What separates the winner from the other contestants? “When it comes to a pageant, it is all about how the judges perceive you,” she explains. “It all depends on who performs best on stage on that particular night. Personality, your smile, it could be any aspect that could tilt the scales. As the judges told us, it is often a half mark or quarter mark that can bring you down a position.”
She goes on to add: “I think what makes a difference is your aura on stage and that comes when you truly believe in yourself. No matter what dress you are wearing, what make-up, what your height is or complexion, it doesn’t matter. If you are confident from within, it will truly show on stage. That’s what the judges will be able to connect with. That connection is what you are trying to establish while you are on stage. That I think is what decides a winner.”

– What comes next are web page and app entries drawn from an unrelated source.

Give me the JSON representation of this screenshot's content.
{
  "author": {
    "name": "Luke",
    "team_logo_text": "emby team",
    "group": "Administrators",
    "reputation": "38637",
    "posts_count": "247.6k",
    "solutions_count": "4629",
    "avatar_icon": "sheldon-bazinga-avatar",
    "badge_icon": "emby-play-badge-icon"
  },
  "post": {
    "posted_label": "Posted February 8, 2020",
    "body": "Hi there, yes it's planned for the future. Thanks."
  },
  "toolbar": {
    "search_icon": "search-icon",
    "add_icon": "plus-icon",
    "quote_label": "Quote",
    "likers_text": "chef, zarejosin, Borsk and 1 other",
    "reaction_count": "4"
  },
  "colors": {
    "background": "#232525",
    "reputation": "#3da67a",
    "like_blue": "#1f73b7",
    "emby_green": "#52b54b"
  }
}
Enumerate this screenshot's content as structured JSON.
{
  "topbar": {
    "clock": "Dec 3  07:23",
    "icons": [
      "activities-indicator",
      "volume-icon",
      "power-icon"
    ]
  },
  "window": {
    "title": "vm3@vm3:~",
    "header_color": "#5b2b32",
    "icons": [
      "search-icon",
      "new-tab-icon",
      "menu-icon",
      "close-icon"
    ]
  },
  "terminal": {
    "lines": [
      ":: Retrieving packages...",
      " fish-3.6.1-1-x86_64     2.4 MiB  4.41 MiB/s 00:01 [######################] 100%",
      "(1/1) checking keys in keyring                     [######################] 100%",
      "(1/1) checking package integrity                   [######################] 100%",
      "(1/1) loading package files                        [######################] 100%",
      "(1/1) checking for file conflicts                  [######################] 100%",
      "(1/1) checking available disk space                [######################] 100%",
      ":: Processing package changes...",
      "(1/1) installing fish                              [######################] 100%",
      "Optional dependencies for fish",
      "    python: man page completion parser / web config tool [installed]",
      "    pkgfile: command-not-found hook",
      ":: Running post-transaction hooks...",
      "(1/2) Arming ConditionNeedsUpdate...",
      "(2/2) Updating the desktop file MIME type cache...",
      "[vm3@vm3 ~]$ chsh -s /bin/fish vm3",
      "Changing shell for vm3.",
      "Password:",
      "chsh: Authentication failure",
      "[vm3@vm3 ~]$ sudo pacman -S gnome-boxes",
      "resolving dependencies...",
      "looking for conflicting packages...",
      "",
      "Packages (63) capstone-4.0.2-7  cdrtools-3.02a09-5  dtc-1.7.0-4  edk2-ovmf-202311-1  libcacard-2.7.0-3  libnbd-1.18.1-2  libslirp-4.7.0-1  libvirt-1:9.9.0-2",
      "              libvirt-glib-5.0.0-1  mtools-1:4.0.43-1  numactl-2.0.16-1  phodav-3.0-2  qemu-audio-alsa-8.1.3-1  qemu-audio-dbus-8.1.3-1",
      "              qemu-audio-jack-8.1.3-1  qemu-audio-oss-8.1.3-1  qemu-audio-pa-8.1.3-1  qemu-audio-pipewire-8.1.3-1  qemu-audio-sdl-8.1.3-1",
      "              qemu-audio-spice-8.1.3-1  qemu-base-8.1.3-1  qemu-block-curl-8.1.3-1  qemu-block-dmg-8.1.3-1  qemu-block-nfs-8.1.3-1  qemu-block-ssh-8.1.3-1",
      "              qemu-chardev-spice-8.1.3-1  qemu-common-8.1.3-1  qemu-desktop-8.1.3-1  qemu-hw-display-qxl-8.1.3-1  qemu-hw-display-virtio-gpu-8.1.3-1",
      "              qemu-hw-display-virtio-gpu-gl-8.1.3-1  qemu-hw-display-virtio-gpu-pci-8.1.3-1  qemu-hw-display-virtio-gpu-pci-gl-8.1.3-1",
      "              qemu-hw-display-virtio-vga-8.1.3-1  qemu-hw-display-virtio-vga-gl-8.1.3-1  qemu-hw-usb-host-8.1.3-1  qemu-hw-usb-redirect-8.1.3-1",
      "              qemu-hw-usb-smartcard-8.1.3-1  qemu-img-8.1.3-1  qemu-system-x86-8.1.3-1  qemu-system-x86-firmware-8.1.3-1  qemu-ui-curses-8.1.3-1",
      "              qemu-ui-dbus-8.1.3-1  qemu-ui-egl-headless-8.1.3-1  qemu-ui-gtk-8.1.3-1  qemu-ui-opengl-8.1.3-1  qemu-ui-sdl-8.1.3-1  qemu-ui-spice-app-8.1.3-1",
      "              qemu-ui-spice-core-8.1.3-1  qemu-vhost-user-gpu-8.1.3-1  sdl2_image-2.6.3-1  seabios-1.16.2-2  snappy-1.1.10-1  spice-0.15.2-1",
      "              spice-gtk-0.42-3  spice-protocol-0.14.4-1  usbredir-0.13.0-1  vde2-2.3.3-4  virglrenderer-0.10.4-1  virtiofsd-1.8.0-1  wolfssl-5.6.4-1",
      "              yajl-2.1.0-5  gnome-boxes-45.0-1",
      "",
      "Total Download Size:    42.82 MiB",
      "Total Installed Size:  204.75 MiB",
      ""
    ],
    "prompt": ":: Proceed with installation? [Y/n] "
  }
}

With such a clear understanding of what goes into a pageant, it is not surprising that she aspires to be a pageant groomer someday. “I would love to share my knowledge with other girls and help them believe in themselves and help them win,” she says. She is still figuring out which of her various interests she would like to pursue in the long term and perhaps she would multi-task with a corporate career along with one in glam and showbiz.
She pooh-poohs the idea that pageants and fashion fests project an unrealistic standard of beauty for women. “Pageants don’t objectify women,” she says. “It is people who objectify them. If you see the women who participate, each one of them is different. Even when on stage, with a full face of make-up and all glammed up, we are still individuals with flaws and we are as imperfect as anyone else. As a pageant winner, what I try to establish is a relatability quotient. Whether through my social media or otherwise, I want to show that pageants are not just about the glam side of things, that there is a lot of hard work that girls put into it, that it is a place where you need a lot of confidence. In a world that is primarily patriarchal, pageants really empower women to be themselves and to be confident in who they are. It is a platform where you introspect about yourself and gain self-awareness. When people realise this, the wrong perception will start changing.”